Recombinatorial approach for the formation of surface-functionalised alkaline-stable lignin nanoparticles and adhesives†
Lignin nanoparticles (LNPs) are considered as intriguing green, renewable alternatives to fossil-based nanomaterials. However, the predisposition of LNPs to dissolve under alkaline conditions makes covalent surface functionalisation in the dispersion state difficult and limits applications demanding morphological stability under challenging pH conditions. Mechanistic studies suggest that during the formation of LNPs by nanoprecipitation the higher molecular weight fractions of lignin likely start precipitating first, while the low molecular weight fractions tend to deposit later and thus locate on the outer shell.
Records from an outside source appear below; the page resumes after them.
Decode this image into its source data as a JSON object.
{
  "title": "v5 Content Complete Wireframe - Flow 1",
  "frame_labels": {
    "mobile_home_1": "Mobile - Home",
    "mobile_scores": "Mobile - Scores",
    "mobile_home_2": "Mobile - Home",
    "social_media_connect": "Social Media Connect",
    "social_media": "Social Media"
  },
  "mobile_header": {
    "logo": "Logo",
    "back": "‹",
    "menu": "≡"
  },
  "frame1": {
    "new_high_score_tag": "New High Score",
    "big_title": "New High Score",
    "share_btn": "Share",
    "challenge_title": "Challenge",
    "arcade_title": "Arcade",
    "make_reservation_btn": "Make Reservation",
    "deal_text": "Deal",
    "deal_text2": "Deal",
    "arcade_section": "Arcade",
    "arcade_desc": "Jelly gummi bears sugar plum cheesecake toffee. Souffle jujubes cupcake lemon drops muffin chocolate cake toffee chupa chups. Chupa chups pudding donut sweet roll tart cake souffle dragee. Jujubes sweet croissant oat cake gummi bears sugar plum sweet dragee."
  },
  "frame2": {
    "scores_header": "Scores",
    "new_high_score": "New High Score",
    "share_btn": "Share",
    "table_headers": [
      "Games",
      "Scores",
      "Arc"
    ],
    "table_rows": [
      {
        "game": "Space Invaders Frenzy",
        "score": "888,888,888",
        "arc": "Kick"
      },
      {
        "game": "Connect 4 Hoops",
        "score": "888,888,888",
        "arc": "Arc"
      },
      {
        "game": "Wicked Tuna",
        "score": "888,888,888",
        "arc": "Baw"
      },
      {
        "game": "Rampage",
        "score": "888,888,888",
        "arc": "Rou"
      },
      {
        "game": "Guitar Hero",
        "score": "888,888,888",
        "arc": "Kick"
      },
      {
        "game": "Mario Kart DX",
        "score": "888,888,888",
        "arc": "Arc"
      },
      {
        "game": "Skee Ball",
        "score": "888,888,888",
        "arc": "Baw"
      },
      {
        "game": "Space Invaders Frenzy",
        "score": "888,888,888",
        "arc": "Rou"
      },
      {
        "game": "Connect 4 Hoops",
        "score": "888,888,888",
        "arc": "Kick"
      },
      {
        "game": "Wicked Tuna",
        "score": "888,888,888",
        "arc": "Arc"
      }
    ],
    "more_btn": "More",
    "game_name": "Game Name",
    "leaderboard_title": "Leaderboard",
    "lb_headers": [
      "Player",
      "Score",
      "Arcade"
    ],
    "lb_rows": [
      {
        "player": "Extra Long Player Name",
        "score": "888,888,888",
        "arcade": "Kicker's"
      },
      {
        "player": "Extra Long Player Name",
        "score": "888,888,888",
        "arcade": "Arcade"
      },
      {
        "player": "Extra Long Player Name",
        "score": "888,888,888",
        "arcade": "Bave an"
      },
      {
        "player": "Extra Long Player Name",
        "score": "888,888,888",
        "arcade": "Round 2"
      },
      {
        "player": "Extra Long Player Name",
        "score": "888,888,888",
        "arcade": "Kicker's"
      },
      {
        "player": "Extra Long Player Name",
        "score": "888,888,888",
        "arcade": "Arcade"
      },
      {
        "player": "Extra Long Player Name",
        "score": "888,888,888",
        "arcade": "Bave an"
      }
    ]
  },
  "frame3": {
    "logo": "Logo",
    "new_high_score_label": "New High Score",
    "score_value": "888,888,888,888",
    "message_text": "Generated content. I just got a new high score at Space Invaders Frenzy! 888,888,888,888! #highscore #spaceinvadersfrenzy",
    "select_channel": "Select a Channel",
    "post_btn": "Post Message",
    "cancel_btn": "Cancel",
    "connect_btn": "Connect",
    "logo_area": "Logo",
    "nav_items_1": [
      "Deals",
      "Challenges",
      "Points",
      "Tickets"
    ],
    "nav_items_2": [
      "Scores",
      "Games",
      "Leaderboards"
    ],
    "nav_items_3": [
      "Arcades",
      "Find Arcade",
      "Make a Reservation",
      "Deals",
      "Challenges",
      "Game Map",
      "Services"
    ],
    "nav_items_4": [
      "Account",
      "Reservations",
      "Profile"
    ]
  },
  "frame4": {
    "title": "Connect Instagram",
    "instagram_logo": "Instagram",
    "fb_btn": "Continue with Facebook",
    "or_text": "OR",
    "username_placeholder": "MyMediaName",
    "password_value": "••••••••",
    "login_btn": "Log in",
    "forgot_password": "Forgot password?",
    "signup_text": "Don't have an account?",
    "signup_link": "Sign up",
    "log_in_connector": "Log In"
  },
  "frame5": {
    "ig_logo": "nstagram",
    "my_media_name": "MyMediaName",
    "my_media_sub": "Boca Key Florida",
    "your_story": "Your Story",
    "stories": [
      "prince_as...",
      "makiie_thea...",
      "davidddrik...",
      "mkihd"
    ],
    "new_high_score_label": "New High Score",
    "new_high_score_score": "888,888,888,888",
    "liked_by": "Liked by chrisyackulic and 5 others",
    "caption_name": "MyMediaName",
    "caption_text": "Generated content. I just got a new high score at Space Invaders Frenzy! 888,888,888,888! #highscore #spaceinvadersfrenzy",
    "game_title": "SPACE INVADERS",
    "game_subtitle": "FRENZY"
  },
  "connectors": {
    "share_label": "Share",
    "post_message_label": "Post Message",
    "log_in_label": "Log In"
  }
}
Capitalising this aggregation pattern, the present work presents a strategy to prepare surface-functionalised LNPs that can find applications as adhesives and alkaline stable LNPs. The entire process is based on a single-step solvent fractionation of lignin using either ethanol or ethyl acetate, subsequent functionalisation of selected fractions with epichlorohydrin, and recombination according to the original mass proportions in line with the so-called zero waste principle. Aqueous colloidal dispersions of lignins were synthesised by nanoprecipitation of epoxidised low molecular weight (MW) fractions combined with the corresponding unmodified high MW ones, and vice versa. Upon thermal treatment, LNPs containing the epoxidised insoluble fraction underwent intraparticle crosslinking, proving dimensional stability at pH 12. Conversely, LNPs including epoxidised solvent-soluble fractions resulted in interparticle crosslinking upon heating, which confirmed the surface localisation of such low MW fractions. The latter system was exploited to develop green LNP-based adhesives for aminated glass with lap shear strength outperforming prior adhesive systems based on lignin particles.